§ **Exercise details**:
Return the data exactly, without pictures.

§ **Material to process**:
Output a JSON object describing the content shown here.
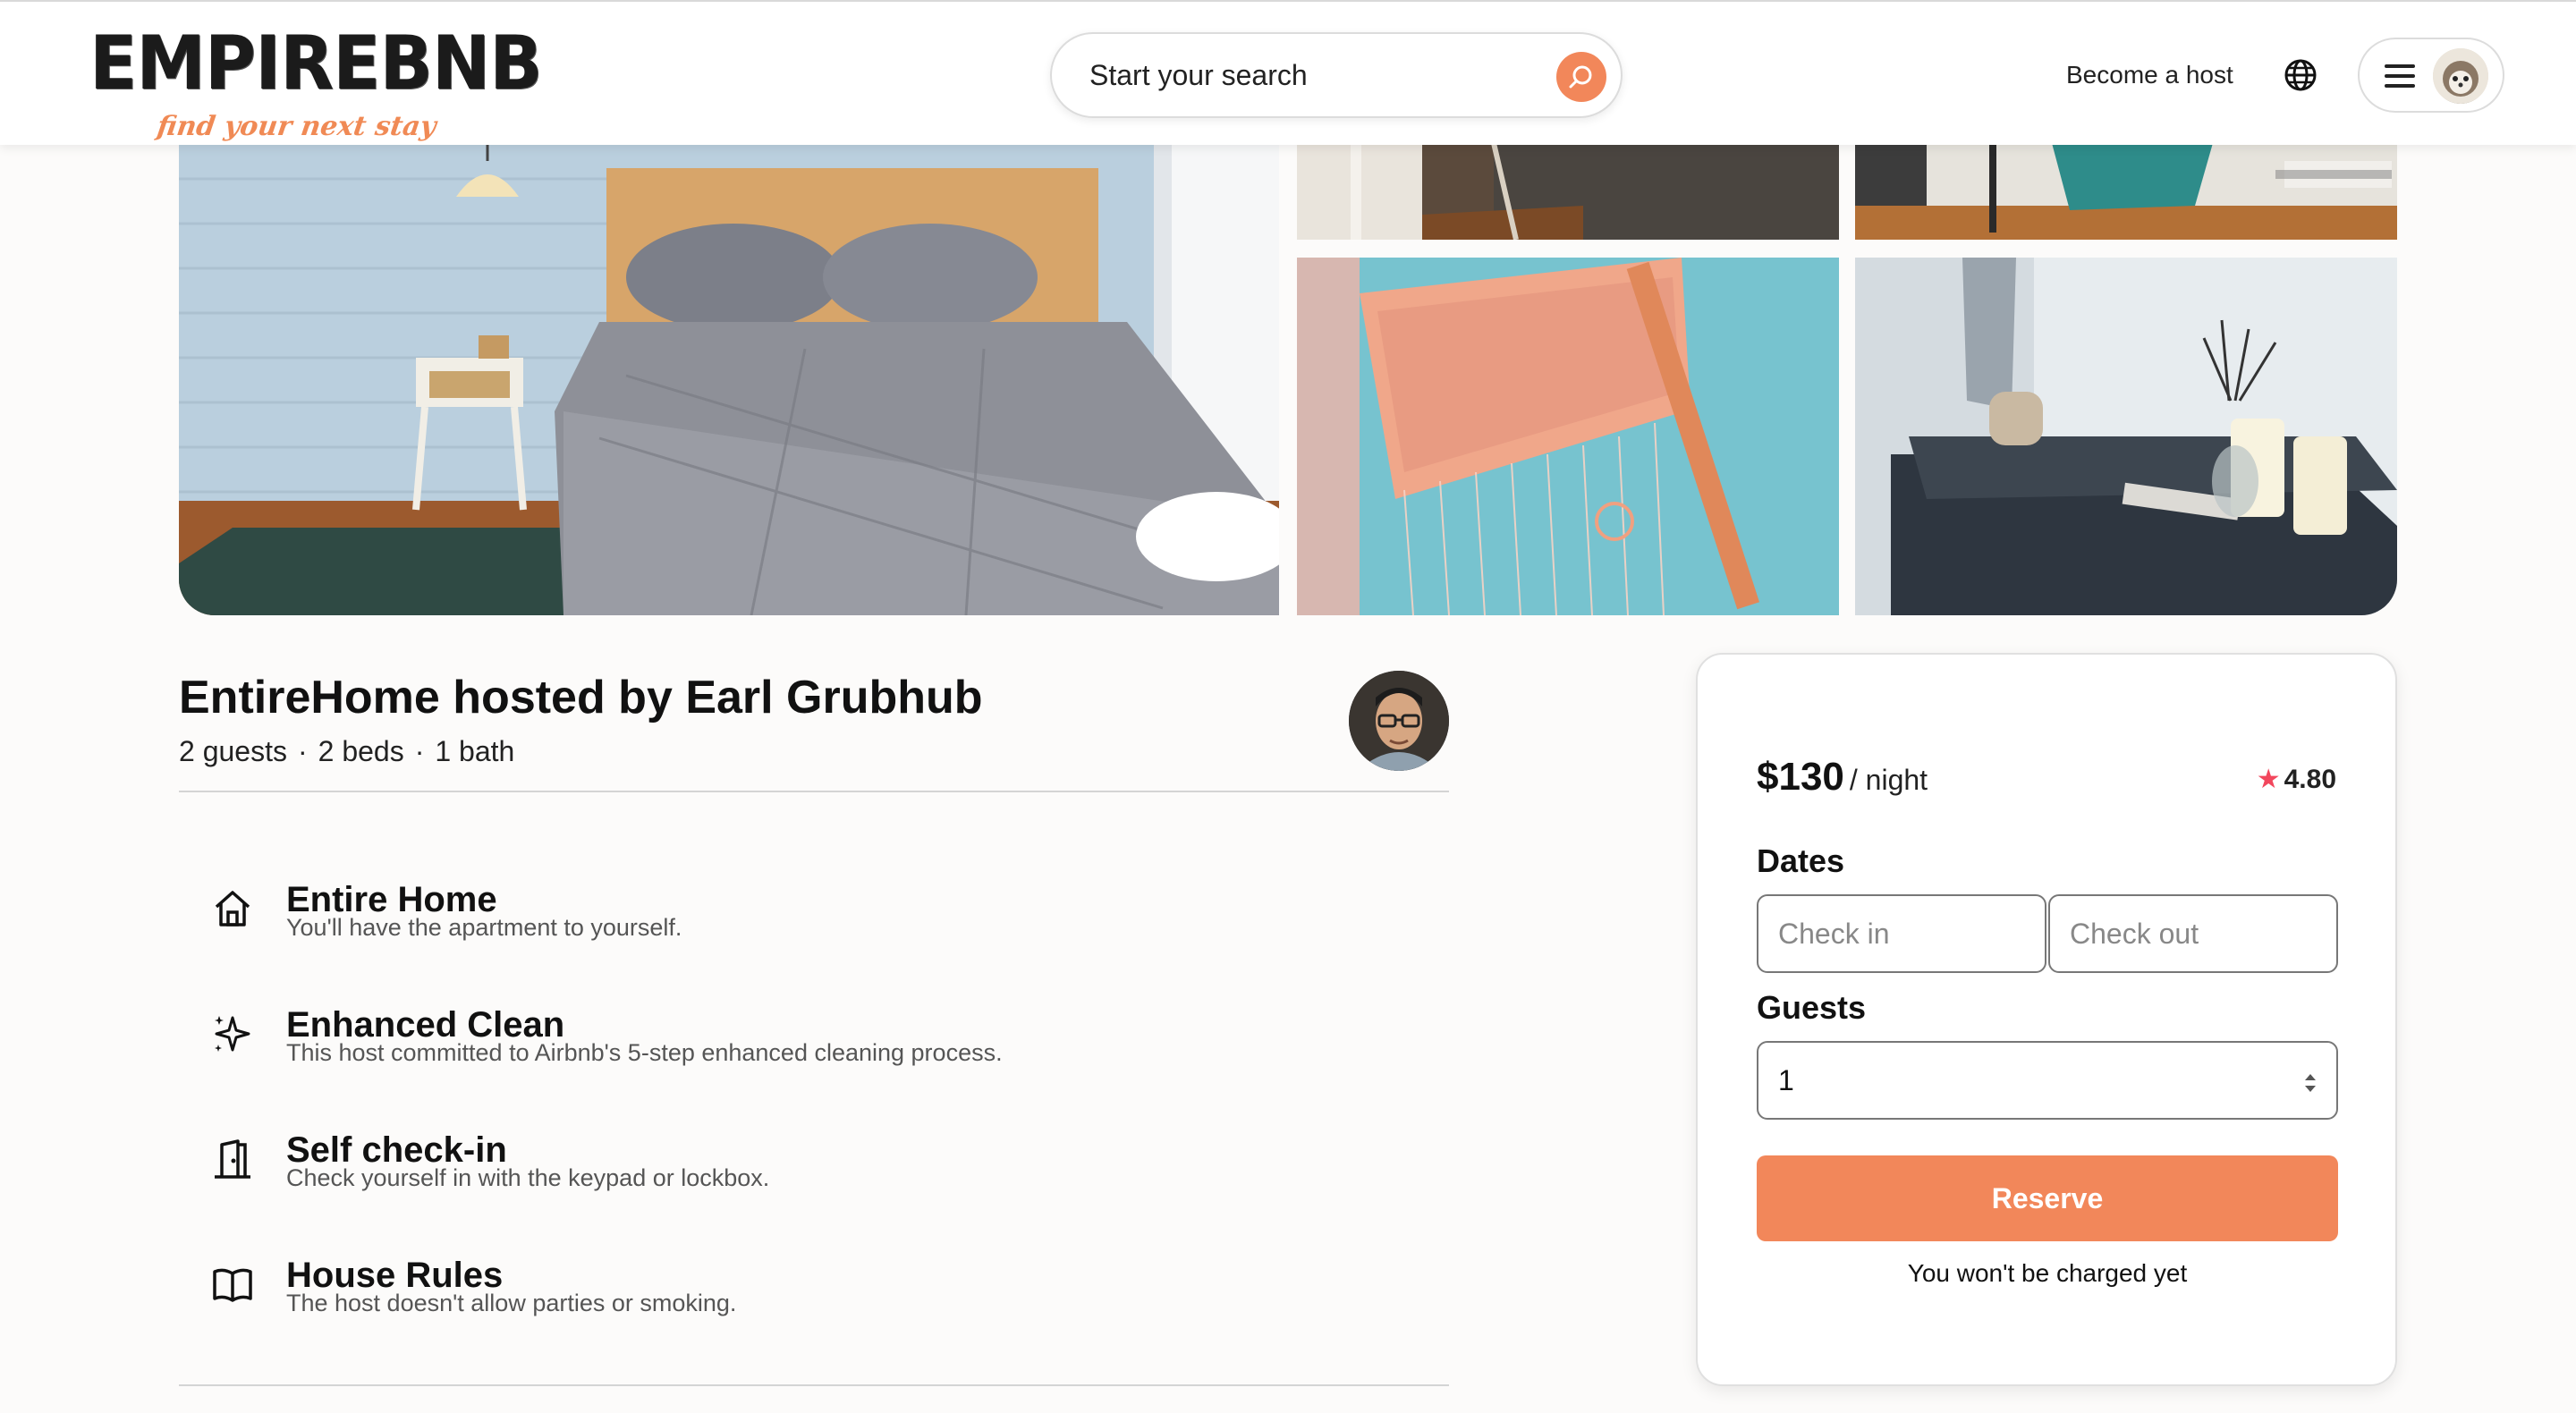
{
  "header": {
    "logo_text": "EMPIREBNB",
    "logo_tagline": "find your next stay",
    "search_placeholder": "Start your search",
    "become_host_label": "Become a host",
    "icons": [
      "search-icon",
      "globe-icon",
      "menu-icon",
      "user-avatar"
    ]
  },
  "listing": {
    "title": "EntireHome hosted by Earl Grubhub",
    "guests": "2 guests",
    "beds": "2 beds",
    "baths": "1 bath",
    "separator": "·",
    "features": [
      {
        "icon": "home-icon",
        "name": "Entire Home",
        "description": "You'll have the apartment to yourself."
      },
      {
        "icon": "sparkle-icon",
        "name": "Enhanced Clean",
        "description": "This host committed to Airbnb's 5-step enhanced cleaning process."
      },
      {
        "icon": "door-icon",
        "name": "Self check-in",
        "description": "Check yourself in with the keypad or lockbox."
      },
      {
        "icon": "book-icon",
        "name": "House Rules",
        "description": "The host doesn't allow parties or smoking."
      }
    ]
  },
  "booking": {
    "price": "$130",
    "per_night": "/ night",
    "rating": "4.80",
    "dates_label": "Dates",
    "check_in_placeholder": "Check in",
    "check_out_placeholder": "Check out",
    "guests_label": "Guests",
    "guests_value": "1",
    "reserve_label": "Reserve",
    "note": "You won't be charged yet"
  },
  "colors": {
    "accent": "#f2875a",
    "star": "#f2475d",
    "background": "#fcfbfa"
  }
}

§ **Written solution**:
Output a JSON object describing the content shown here.
{
  "header": {
    "logo_text": "EMPIREBNB",
    "logo_tagline": "find your next stay",
    "search_placeholder": "Start your search",
    "become_host_label": "Become a host",
    "icons": [
      "search-icon",
      "globe-icon",
      "menu-icon",
      "user-avatar"
    ]
  },
  "listing": {
    "title": "EntireHome hosted by Earl Grubhub",
    "guests": "2 guests",
    "beds": "2 beds",
    "baths": "1 bath",
    "separator": "·",
    "features": [
      {
        "icon": "home-icon",
        "name": "Entire Home",
        "description": "You'll have the apartment to yourself."
      },
      {
        "icon": "sparkle-icon",
        "name": "Enhanced Clean",
        "description": "This host committed to Airbnb's 5-step enhanced cleaning process."
      },
      {
        "icon": "door-icon",
        "name": "Self check-in",
        "description": "Check yourself in with the keypad or lockbox."
      },
      {
        "icon": "book-icon",
        "name": "House Rules",
        "description": "The host doesn't allow parties or smoking."
      }
    ]
  },
  "booking": {
    "price": "$130",
    "per_night": "/ night",
    "rating": "4.80",
    "dates_label": "Dates",
    "check_in_placeholder": "Check in",
    "check_out_placeholder": "Check out",
    "guests_label": "Guests",
    "guests_value": "1",
    "reserve_label": "Reserve",
    "note": "You won't be charged yet"
  },
  "colors": {
    "accent": "#f2875a",
    "star": "#f2475d",
    "background": "#fcfbfa"
  }
}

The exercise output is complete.